# Summary

Although the scientific contents of the summer school was not really relevant to me personally (as I was already very familiar with the relevant topics), I still think this was a very interesting summer school. There was a very good interaction between the participants, and especially Antonia Bevanâ€™s final lecture made it very easy for me to interact with some of the participants on a more personal level. I saw a lot of very motivated and nice people that were willing to look at the future with a very open mind. This does give some hope that academia is changing for the better, although we still have a long way to go.
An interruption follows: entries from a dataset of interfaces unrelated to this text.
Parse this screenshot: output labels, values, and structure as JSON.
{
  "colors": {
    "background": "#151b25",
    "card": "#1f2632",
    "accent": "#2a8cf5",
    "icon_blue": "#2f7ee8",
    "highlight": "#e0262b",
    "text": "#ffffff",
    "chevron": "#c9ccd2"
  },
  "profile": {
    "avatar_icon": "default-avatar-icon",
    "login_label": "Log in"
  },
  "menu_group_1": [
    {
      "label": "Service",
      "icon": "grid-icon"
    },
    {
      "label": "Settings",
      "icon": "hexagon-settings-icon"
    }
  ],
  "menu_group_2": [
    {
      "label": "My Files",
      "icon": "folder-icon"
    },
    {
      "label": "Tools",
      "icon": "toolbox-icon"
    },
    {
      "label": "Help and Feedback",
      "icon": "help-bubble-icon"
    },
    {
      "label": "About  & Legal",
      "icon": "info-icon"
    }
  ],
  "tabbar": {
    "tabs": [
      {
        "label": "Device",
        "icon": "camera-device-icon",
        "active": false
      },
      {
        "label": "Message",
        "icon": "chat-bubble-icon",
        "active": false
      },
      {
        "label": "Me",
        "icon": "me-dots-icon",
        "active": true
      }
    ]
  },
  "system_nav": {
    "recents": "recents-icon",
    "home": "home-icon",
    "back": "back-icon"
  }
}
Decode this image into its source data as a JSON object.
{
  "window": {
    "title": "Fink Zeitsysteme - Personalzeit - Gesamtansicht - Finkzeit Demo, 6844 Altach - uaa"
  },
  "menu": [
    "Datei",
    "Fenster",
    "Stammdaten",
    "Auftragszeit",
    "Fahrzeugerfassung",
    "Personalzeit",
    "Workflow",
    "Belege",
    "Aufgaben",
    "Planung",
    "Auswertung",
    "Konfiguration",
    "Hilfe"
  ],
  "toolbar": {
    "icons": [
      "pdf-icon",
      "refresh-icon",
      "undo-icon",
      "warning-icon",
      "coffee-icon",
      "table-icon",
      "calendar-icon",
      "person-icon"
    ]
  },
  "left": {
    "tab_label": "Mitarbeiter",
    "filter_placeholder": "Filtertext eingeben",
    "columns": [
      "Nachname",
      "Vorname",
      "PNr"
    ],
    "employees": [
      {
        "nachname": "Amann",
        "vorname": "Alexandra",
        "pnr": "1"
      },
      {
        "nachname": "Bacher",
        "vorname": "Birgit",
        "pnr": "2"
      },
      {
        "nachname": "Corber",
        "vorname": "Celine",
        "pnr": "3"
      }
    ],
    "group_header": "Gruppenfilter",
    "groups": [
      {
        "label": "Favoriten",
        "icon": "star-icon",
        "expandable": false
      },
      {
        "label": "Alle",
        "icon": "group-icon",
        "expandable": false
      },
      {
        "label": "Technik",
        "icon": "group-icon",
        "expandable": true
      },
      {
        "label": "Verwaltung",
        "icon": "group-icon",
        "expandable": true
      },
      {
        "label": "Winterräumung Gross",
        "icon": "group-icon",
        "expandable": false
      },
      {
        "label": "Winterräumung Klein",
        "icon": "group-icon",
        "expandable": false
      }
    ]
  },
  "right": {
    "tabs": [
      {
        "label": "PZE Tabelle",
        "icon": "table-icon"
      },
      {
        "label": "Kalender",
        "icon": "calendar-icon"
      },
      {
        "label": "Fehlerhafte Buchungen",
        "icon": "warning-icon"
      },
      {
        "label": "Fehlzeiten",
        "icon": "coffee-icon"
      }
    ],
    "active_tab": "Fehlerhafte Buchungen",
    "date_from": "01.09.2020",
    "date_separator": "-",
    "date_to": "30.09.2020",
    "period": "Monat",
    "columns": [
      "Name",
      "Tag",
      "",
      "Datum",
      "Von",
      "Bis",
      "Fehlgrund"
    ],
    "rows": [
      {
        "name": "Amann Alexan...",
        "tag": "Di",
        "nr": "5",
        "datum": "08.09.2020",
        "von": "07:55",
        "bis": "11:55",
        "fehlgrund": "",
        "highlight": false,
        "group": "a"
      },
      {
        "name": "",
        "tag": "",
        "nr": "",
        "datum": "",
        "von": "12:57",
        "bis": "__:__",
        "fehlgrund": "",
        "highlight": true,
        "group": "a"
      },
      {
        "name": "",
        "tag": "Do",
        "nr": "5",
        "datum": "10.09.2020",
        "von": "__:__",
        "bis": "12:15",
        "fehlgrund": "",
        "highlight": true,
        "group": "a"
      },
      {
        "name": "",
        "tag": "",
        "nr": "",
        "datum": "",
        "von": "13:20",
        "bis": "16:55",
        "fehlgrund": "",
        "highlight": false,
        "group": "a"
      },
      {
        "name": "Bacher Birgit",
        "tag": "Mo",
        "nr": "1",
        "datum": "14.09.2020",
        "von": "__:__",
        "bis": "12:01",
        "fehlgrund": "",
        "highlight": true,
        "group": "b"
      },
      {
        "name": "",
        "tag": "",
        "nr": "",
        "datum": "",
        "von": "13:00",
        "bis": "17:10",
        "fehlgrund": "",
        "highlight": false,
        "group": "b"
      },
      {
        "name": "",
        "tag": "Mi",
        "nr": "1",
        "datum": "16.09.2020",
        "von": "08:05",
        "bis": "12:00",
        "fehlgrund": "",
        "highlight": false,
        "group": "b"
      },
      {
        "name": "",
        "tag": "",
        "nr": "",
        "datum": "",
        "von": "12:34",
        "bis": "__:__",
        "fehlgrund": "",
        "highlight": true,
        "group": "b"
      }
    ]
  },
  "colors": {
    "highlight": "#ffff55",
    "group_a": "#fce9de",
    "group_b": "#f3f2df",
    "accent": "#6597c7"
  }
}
Scientifically, I had many interesting discussions with Aaron Smith, and for the first time really managed to discuss my new task-based MCRT algorithm with him and Tim Harries. I hope to have some time in the near future to write things up and get this algorithm out there; it is not really ready, but is innovative enough as it is to be very helpful for people in the field.

Professional astronomer.